If you’re going to be away for more than 3-4 hours, someone should be checking in on your dog, letting them outside, and paying them some attention.
You could spend thousands of dollars making the most dog-friendly space possible, and only leave your pup for an hour at a time.
But if your dog has separation anxiety, this won’t be enough.
Separation anxiety stems from a dog feeling lonely and anxious, and no material items are likely to change these emotions.
Instead, you’ll need to help your dog work through them. Teach them that it’s okay to be alone and that they don’t need to depend on you completely.
How To Train Your Dog
Training your dog to be alone starts while you’re at home. Go into another part of the house, or even in the hall or front yard, away from your dog. Make sure you’ve provided everything they need, just like we talked about above.
Do this for short periods of time, 10-15 minutes, until your dog is no longer panicking when you leave. This takes a ton of patience—unfortunately, there’s no rushing the process.
Once your dog is more comfortable with having time to themselves, you can leave them for longer and longer stretches.
Then, try leaving home completely. Again, try this for longer periods of time.
During this process, try to treat your dog being alone like it’s a normal thing. Don’t make a huge fuss about you leaving or returning.
Eventually, your pup will be able to stay calm and confident while you’re away.
Training a dog to stop barking
Although it’s not the best solution when you’re away (and thus can’t give your dog commands), you can train your dog to be quiet on cue.
Keep in mind that yelling at a barking dog doesn’t work—it just frustrates you and makes the situation worse.
Your dog will likely just think you’re yelling along to their barking, and won’t understand that you’re actually expecting them to stop.
Teach Them To Bark on Command

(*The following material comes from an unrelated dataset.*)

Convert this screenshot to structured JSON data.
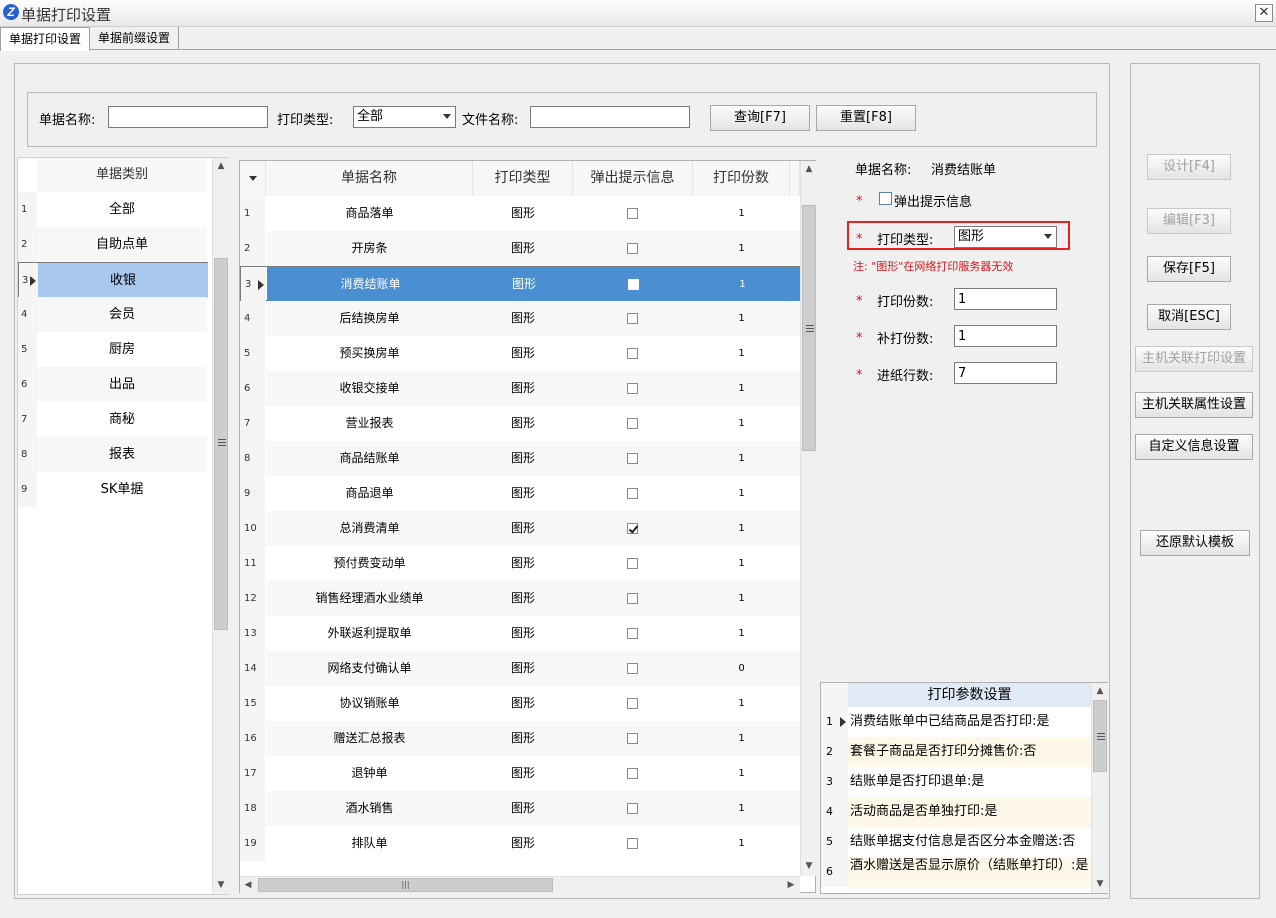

The best solution is to teach your dog to bark on command. Most dog owners use “speak.”
This is useful because once your dog knows how to speak, you can then get them to bark when you want. It’s easier to teach them to stop barking when you can get them to begin barking predictably.
When your dog stops barking after you say “speak,” you can tell them “quiet” and give them a treat. This allows them to learn what quiet means.
Eventually, your dog will learn the command and stop barking when you tell them to be quiet.
My neighbor is complaining about barking
Unfortunately, even if it feels like they’re being difficult, neighbors who complain about constant barking are in the right when it comes to both the law and your dog’s well-being.
Most areas have noise ordinances that specify how long loud noises can go on, or at what times. These apply to a variety of noises like fireworks, lawnmowers, and, of course, barking dogs.
Some cities also have laws specifying that excessive barking is not okay.
In addition, many apartment complexes have their own rules that must be followed.
It’s also not healthy for your dog to be barking all day long, as it’s indicative of a problem with their care. If your dog is home barking the entire time you’re at work, that behavior stems from the fact that your dog is being neglected.
It’s different, of course, if you’re working on separation anxiety but need to make a quick trip to the grocery store. Your dog isn’t being neglected during the hour or two that you’re away, but they may bark constantly due to being so anxious.
How To Deal With Neighbors’ Complaints
Dealing with neighbors’ complaints can be tough when you’re doing everything you possibly can for your dog. It might help to explain your situation politely to the neighbors, but remember that a harsh confrontation will only make matters worse.
Though it might seem unfair, it is mostly up to you to keep your dog from disturbing others and breaking any laws or rules that are in place.
Dealing with problem barking can be frustrating, but having patience for your dog and working with them, not against them, will help you resolve the problem.
It may take time, but you will get there!